[Opening Dataset excerpts section]

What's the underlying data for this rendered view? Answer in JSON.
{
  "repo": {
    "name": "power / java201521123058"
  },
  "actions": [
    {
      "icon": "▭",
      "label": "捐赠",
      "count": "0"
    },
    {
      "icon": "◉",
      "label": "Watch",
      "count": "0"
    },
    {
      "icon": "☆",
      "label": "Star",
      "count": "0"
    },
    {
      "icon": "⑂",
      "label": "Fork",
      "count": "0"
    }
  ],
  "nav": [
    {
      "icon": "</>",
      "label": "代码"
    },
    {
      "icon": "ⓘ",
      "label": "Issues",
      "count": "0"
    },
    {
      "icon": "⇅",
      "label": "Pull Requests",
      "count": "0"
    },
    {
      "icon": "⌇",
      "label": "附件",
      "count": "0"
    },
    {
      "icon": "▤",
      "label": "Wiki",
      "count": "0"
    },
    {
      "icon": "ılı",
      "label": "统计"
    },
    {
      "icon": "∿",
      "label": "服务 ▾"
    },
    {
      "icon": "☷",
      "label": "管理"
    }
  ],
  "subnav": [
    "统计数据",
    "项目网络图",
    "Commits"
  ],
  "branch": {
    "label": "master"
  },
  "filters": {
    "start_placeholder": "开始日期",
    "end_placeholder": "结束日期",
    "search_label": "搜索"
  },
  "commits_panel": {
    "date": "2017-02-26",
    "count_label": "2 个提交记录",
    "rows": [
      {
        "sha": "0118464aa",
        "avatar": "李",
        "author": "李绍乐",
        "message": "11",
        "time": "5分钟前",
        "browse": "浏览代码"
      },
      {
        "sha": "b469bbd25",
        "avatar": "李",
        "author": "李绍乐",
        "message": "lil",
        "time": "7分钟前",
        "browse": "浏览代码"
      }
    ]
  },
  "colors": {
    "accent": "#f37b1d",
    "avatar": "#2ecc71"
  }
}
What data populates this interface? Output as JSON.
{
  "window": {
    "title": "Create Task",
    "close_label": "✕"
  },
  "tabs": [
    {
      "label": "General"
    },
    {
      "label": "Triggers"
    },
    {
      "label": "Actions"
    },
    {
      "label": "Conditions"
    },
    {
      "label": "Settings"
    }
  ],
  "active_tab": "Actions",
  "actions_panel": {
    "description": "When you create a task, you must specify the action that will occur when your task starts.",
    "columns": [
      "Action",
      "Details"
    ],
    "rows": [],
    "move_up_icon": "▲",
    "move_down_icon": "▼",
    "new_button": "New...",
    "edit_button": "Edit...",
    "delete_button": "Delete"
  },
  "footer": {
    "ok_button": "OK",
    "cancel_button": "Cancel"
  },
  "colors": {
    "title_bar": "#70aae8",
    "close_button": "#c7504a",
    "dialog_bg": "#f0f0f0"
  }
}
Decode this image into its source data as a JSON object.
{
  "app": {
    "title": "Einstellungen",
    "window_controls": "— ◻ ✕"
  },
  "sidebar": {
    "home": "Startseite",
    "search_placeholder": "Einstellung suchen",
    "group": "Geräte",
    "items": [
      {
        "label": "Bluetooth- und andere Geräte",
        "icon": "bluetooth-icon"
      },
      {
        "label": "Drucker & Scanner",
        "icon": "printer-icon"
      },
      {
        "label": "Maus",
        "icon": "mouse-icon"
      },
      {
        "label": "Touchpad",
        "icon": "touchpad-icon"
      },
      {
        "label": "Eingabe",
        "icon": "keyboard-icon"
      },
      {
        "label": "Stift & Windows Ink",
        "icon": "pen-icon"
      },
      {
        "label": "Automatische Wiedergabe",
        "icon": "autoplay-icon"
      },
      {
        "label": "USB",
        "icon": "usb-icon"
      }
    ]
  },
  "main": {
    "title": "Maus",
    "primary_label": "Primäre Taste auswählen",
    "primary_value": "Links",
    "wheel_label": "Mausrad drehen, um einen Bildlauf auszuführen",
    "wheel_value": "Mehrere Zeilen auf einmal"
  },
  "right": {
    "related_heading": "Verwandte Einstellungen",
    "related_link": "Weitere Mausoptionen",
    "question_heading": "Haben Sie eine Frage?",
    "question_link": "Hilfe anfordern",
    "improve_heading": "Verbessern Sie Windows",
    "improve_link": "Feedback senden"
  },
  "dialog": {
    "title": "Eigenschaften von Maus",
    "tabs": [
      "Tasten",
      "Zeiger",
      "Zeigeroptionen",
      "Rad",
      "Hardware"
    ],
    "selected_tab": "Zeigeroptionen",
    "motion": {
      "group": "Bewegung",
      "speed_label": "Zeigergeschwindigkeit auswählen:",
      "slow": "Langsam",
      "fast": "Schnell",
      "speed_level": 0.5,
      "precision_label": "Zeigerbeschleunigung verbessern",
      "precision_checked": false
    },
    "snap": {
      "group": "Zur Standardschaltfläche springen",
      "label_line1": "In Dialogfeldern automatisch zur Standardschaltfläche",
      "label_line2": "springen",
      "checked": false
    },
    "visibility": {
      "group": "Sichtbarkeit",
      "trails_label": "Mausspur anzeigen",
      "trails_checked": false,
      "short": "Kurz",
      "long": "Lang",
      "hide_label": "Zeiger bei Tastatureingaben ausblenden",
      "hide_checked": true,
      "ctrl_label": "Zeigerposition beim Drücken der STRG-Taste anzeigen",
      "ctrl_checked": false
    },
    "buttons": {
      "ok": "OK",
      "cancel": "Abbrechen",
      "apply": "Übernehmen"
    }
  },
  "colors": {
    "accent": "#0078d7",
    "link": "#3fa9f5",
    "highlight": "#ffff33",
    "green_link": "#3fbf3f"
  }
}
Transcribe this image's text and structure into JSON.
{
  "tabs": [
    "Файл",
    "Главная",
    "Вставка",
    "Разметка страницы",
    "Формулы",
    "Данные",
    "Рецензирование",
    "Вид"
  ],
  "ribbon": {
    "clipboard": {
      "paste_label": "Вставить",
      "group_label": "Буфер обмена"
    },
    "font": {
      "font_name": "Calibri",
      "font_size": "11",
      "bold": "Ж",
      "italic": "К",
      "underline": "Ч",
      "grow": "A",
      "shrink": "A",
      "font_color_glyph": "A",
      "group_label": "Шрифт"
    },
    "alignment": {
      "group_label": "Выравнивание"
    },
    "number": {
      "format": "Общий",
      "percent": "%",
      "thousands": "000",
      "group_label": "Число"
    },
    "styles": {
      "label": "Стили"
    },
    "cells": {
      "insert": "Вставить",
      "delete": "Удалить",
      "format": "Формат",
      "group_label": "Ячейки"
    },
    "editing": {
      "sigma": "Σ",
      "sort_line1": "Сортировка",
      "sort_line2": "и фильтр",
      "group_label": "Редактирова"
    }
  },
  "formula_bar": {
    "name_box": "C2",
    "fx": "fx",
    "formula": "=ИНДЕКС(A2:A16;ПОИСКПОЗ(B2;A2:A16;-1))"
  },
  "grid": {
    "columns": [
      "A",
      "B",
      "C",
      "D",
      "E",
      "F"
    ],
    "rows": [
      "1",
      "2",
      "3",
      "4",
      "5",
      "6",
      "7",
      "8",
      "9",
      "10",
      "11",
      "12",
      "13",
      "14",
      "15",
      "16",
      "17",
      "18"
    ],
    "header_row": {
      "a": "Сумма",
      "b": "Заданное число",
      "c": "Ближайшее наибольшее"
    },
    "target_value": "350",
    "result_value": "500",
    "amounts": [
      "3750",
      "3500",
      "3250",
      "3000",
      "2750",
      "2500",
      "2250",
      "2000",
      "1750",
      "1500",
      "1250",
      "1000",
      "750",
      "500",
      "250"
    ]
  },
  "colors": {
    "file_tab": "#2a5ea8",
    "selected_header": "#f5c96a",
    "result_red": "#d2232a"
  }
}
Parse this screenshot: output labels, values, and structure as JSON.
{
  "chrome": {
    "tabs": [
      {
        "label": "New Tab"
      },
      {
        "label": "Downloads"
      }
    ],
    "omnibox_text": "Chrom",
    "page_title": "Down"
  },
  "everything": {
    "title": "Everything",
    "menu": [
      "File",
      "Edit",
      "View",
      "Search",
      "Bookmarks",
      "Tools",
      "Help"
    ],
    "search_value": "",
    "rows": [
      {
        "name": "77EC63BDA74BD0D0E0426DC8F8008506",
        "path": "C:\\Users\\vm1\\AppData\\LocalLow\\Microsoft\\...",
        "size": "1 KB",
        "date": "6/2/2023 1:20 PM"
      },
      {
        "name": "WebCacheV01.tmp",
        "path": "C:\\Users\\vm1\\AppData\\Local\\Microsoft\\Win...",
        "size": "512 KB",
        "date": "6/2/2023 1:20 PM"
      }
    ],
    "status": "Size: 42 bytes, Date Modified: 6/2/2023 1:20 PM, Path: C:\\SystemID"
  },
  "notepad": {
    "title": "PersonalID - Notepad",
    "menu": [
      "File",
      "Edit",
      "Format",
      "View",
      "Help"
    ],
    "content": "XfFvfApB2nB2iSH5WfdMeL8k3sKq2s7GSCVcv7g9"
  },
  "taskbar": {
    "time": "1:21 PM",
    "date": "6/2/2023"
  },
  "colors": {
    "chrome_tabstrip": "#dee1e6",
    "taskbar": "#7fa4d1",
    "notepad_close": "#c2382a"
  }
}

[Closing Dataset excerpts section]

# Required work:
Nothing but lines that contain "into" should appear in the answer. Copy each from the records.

# Answer area:
Decode this image into its source data as a JSON object.
Transcribe this image's text and structure into JSON.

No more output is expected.